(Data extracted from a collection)
=-=-=

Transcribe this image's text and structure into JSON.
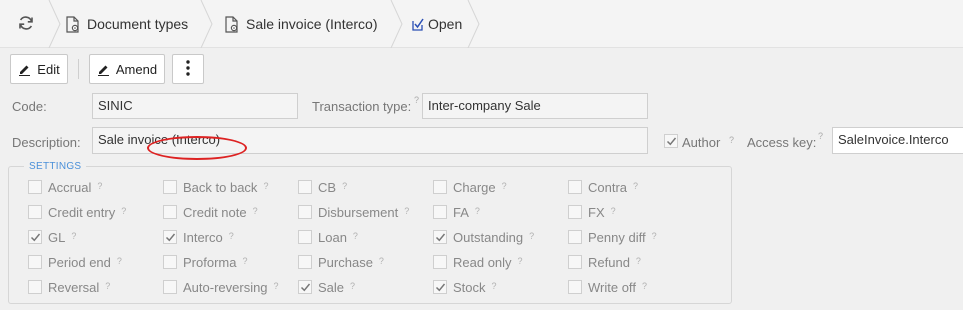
{
  "breadcrumb": {
    "refresh_icon": "refresh-icon",
    "items": [
      {
        "label": "Document types",
        "icon": "document-settings-icon"
      },
      {
        "label": "Sale invoice (Interco)",
        "icon": "document-settings-icon"
      },
      {
        "label": "Open",
        "icon": "open-check-icon"
      }
    ]
  },
  "toolbar": {
    "edit_label": "Edit",
    "amend_label": "Amend",
    "more_icon": "vertical-ellipsis-icon"
  },
  "form": {
    "code_label": "Code:",
    "code_value": "SINIC",
    "transaction_type_label": "Transaction type:",
    "transaction_type_value": "Inter-company Sale",
    "description_label": "Description:",
    "description_value": "Sale invoice (Interco)",
    "author_label": "Author",
    "author_checked": true,
    "access_key_label": "Access key:",
    "access_key_value": "SaleInvoice.Interco",
    "hint": "?"
  },
  "settings": {
    "legend": "SETTINGS",
    "columns": [
      [
        {
          "label": "Accrual",
          "checked": false
        },
        {
          "label": "Credit entry",
          "checked": false
        },
        {
          "label": "GL",
          "checked": true
        },
        {
          "label": "Period end",
          "checked": false
        },
        {
          "label": "Reversal",
          "checked": false
        }
      ],
      [
        {
          "label": "Back to back",
          "checked": false
        },
        {
          "label": "Credit note",
          "checked": false
        },
        {
          "label": "Interco",
          "checked": true
        },
        {
          "label": "Proforma",
          "checked": false
        },
        {
          "label": "Auto-reversing",
          "checked": false
        }
      ],
      [
        {
          "label": "CB",
          "checked": false
        },
        {
          "label": "Disbursement",
          "checked": false
        },
        {
          "label": "Loan",
          "checked": false
        },
        {
          "label": "Purchase",
          "checked": false
        },
        {
          "label": "Sale",
          "checked": true
        }
      ],
      [
        {
          "label": "Charge",
          "checked": false
        },
        {
          "label": "FA",
          "checked": false
        },
        {
          "label": "Outstanding",
          "checked": true
        },
        {
          "label": "Read only",
          "checked": false
        },
        {
          "label": "Stock",
          "checked": true
        }
      ],
      [
        {
          "label": "Contra",
          "checked": false
        },
        {
          "label": "FX",
          "checked": false
        },
        {
          "label": "Penny diff",
          "checked": false
        },
        {
          "label": "Refund",
          "checked": false
        },
        {
          "label": "Write off",
          "checked": false
        }
      ]
    ]
  },
  "colors": {
    "accent": "#4a90d9",
    "highlight_ring": "#dd2222"
  }
}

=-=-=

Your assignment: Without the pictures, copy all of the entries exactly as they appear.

Solved problem:
Transcribe this image's text and structure into JSON.
{
  "breadcrumb": {
    "refresh_icon": "refresh-icon",
    "items": [
      {
        "label": "Document types",
        "icon": "document-settings-icon"
      },
      {
        "label": "Sale invoice (Interco)",
        "icon": "document-settings-icon"
      },
      {
        "label": "Open",
        "icon": "open-check-icon"
      }
    ]
  },
  "toolbar": {
    "edit_label": "Edit",
    "amend_label": "Amend",
    "more_icon": "vertical-ellipsis-icon"
  },
  "form": {
    "code_label": "Code:",
    "code_value": "SINIC",
    "transaction_type_label": "Transaction type:",
    "transaction_type_value": "Inter-company Sale",
    "description_label": "Description:",
    "description_value": "Sale invoice (Interco)",
    "author_label": "Author",
    "author_checked": true,
    "access_key_label": "Access key:",
    "access_key_value": "SaleInvoice.Interco",
    "hint": "?"
  },
  "settings": {
    "legend": "SETTINGS",
    "columns": [
      [
        {
          "label": "Accrual",
          "checked": false
        },
        {
          "label": "Credit entry",
          "checked": false
        },
        {
          "label": "GL",
          "checked": true
        },
        {
          "label": "Period end",
          "checked": false
        },
        {
          "label": "Reversal",
          "checked": false
        }
      ],
      [
        {
          "label": "Back to back",
          "checked": false
        },
        {
          "label": "Credit note",
          "checked": false
        },
        {
          "label": "Interco",
          "checked": true
        },
        {
          "label": "Proforma",
          "checked": false
        },
        {
          "label": "Auto-reversing",
          "checked": false
        }
      ],
      [
        {
          "label": "CB",
          "checked": false
        },
        {
          "label": "Disbursement",
          "checked": false
        },
        {
          "label": "Loan",
          "checked": false
        },
        {
          "label": "Purchase",
          "checked": false
        },
        {
          "label": "Sale",
          "checked": true
        }
      ],
      [
        {
          "label": "Charge",
          "checked": false
        },
        {
          "label": "FA",
          "checked": false
        },
        {
          "label": "Outstanding",
          "checked": true
        },
        {
          "label": "Read only",
          "checked": false
        },
        {
          "label": "Stock",
          "checked": true
        }
      ],
      [
        {
          "label": "Contra",
          "checked": false
        },
        {
          "label": "FX",
          "checked": false
        },
        {
          "label": "Penny diff",
          "checked": false
        },
        {
          "label": "Refund",
          "checked": false
        },
        {
          "label": "Write off",
          "checked": false
        }
      ]
    ]
  },
  "colors": {
    "accent": "#4a90d9",
    "highlight_ring": "#dd2222"
  }
}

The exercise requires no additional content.